Family & Matrimonial | Domestic Violence
Anyone experiencing harassment or domestic violence needs to seek help urgently. In many cases the Police will assist if physical violence takes place. Any violent incident should be reported to the Police as soon as possible.
Initially it may be appropriate for a letter to be sent to the violent partner to warn them that if their behaviour continues then it would be necessary for the matter to be referred to the Court. In some cases a warning will be sufficient.
When necessary an application can be made to the Court for a legally binding Order which can in certain cases be made without the other person being informed of the application until the Order has been made by the Court and has been served upon them. This is known as an Injunction and is an Order to protect from further violence or harassment.
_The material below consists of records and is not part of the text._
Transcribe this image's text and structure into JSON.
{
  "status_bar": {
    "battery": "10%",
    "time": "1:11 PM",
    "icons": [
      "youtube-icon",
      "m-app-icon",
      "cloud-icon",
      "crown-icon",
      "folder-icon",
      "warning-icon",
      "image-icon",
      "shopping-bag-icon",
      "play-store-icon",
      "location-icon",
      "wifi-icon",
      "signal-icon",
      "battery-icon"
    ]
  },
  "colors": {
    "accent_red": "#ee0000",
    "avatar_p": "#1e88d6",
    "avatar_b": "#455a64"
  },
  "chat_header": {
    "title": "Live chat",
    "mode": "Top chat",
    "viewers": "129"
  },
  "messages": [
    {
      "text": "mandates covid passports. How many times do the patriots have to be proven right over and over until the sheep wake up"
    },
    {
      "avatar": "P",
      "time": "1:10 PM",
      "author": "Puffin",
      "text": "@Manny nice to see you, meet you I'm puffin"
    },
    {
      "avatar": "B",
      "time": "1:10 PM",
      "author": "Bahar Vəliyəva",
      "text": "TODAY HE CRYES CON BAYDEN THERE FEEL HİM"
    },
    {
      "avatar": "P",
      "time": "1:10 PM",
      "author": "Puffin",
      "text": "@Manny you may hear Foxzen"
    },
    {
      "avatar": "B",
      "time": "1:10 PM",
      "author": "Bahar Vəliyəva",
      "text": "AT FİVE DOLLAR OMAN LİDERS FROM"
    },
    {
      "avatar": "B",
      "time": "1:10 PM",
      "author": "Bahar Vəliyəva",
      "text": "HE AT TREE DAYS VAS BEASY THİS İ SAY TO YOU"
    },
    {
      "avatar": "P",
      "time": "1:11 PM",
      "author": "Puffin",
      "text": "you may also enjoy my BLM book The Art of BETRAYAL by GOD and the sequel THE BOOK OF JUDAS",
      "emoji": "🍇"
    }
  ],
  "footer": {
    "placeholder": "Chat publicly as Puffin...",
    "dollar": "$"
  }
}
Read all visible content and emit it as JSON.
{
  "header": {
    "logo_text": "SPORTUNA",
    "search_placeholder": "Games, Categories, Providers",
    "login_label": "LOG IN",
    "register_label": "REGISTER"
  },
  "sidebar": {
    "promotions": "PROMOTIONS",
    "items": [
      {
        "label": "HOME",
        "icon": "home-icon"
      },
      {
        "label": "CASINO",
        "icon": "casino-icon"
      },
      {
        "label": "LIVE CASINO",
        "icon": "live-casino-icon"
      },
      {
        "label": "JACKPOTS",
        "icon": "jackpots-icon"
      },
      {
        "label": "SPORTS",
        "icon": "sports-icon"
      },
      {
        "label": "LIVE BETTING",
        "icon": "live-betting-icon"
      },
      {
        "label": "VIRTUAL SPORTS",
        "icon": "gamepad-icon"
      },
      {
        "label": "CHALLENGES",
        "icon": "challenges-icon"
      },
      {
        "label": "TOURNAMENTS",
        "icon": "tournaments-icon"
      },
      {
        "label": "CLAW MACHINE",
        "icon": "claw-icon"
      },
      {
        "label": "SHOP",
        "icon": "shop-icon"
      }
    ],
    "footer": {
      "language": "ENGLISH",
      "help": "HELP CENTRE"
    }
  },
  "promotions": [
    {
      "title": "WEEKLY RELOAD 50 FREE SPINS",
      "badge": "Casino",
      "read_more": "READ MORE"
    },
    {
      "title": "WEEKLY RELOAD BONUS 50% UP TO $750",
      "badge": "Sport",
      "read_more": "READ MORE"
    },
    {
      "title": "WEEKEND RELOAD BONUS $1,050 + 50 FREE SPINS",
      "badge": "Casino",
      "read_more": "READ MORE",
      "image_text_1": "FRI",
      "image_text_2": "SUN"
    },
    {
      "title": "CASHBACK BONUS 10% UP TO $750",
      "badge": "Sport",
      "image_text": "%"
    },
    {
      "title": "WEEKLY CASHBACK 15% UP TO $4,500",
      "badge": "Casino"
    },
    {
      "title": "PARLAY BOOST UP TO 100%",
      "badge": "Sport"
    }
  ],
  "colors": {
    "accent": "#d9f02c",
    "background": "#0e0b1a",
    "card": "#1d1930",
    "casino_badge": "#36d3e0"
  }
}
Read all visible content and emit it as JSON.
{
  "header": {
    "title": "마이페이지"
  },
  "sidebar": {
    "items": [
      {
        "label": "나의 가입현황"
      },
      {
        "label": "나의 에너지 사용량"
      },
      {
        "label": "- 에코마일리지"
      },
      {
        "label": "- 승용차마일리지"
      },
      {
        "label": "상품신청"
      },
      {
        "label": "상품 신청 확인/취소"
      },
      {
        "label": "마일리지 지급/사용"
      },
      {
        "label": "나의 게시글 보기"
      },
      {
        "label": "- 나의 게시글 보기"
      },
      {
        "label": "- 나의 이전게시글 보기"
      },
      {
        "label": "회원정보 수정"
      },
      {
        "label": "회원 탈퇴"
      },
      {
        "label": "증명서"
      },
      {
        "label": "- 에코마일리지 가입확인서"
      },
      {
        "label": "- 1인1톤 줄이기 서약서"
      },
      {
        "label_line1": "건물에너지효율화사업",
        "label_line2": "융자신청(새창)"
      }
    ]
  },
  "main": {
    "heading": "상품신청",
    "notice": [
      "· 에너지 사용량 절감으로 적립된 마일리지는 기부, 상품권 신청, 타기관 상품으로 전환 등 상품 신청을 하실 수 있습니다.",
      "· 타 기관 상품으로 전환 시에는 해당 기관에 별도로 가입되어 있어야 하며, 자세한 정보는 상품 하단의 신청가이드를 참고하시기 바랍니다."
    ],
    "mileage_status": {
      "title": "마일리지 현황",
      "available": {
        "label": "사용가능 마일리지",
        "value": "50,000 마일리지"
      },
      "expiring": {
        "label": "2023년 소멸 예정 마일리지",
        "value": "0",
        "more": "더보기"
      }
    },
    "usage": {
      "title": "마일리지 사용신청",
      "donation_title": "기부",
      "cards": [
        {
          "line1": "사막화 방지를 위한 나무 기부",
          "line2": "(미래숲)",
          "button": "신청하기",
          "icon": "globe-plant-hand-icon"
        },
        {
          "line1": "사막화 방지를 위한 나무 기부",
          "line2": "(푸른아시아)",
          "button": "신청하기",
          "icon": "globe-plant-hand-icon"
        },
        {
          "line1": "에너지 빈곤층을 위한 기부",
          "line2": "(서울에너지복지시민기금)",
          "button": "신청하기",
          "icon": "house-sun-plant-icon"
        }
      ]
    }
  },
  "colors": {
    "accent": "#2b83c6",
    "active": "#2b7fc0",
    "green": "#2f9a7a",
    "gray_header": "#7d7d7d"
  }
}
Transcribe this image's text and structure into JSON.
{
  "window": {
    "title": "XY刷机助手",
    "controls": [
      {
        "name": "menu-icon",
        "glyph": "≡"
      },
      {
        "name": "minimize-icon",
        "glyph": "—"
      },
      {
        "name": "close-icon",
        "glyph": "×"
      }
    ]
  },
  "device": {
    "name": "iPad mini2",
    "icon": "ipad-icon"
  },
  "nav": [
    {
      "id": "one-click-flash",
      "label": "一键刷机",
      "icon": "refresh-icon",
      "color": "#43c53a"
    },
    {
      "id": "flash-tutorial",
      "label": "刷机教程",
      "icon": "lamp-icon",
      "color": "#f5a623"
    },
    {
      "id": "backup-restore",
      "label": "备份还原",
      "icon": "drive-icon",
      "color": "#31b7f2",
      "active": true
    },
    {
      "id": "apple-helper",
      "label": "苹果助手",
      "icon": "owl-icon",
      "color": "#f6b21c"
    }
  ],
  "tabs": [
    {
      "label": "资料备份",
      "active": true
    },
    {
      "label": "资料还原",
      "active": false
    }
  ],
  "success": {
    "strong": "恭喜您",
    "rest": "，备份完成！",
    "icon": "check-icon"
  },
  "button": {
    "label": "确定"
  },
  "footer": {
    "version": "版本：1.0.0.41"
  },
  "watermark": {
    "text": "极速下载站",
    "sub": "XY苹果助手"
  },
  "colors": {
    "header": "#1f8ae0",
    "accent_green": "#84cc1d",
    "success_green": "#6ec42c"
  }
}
In essence there are two types of Orders that may be sought:
a Non-Molestation Order, which prohibits the other person from using or threatening violence, being abusive, harassing or pestering the other partner
an Occupation Order which is an Order whereby the court will restrict or exclude one party from the domestic property. That is generally for the health, safety or wellbeing of the other partner or the children. This Order can be made even if the violent partner is the legal owner of that property
Every case is different
Where a court is satisfied that there has been violence and there is a risk of repetition, it may grant the police a Power of Arrest, and this is endorsed on the Order which in turn means that the Police can arrest the violent partner if he or she breaches the terms of the injunction.
The court also has the ultimate sanction that if a violent person disobeys an Order, that person can be sent to prison.
Children Act Proceedings
Divorce & Dissolution
Domestic Violence & Protection from Abuse
Financial Provisions for Children
Severance of Joint Tenancy